We also saw many leeches on the treks and they were particularly evident after rainfall. To protect ourselves we wore long sleeves and pants despite the sticky heat and also covered our arms and legs in Deet. The final leech score was Louise = zero, Franz = 2 brown leeches and 1 tiger leech. The tiger leech has a painful bite but the brown leech first injects anaesthetic so its bite is painless. The worst leech was a brown one that worked its way right into the armpit. Once bitten, anti-coagulant exuded from the leech makes the bite seep blood long after the leech has left.
We were sad to depart. Our last memory of the Lodge was waiting to depart on the balcony and watching a large orang-utan moving through a fig tree on the other side of the river while a pair of hornbills flew by

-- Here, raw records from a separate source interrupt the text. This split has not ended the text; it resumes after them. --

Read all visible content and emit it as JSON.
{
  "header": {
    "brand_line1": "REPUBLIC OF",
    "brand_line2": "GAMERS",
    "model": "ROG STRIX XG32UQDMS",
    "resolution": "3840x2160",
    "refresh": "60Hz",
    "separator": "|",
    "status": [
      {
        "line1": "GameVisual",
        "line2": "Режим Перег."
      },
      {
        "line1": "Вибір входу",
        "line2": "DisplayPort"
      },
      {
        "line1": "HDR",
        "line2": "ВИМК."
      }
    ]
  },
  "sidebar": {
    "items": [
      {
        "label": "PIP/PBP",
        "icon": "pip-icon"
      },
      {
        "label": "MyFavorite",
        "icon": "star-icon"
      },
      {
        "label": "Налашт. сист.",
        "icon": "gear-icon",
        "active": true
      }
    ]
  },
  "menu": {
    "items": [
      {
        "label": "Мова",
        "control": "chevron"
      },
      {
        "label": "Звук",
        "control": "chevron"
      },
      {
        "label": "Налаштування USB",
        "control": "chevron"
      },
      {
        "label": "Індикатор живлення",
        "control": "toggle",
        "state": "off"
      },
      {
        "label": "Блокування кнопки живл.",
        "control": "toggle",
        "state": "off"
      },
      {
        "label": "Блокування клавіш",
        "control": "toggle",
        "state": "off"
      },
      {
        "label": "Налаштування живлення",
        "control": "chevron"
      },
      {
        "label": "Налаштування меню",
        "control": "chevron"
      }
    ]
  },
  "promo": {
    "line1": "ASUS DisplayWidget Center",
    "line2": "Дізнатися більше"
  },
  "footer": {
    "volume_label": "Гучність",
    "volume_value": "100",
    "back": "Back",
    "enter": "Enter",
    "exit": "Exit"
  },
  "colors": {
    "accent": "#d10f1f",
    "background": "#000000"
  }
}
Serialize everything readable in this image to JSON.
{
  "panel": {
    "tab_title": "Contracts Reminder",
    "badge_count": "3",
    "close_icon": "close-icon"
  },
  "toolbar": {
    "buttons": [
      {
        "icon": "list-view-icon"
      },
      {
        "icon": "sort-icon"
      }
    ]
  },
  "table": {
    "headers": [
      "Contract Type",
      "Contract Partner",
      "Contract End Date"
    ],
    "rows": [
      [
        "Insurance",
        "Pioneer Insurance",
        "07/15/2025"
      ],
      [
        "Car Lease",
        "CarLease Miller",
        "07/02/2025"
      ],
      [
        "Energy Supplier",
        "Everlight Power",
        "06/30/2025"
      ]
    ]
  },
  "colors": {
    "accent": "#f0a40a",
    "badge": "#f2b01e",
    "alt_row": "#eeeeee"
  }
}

. We then left this wonderful area and took the 2 hour drive through the logging road. We drove around five or six logging trucks that were so overloaded that they had burst tires. Just before the track hit the highway we passed through a staging area where twenty-two logging trucks were parked alongside the road, each loaded capacity with the ling trunks of rainforest trees. Just as well they are winding down the logging.
We were dropped off at the 4WD station in Lahad Datu and caught a car to Sandakan. They managed to pack in the four men in the middle seat and the three ladies in the rear. It was an extremely uncomfortable crush and, with no headrest, Franz fell asleep on the shoulder of another passenger. Our soundtrack was one of the ladies who found something to say on her cell phone for the whole three hours. Luckily one of the men turned out to be a tour guide returning home for a break. He recommended his former boss, Sahar, as a guide for the Sandakan area.
We were picked up from our hotel by a 4WD pickup and driven to the Borneo Rainforest Lodge. Shortly after we started we turned off the tarmac and onto a rough logging track. For the next two hours and 80 km we bounced our way through a forestry concession. It was hard going to see such a massive area that had been logged, although now much of it had been replanted. The concession was vast, about the size of a small country, and we passed by housing communities for the forestry workers and saw a great many logging trucks. We also passed by a small group of macaques and fresh droppings from the elusive Pygmy Elephant. Eventually we arrived at the Danum Valley Conservation Area and after a few more kilometres found ourselves at the Borneo Rainforest Lodge.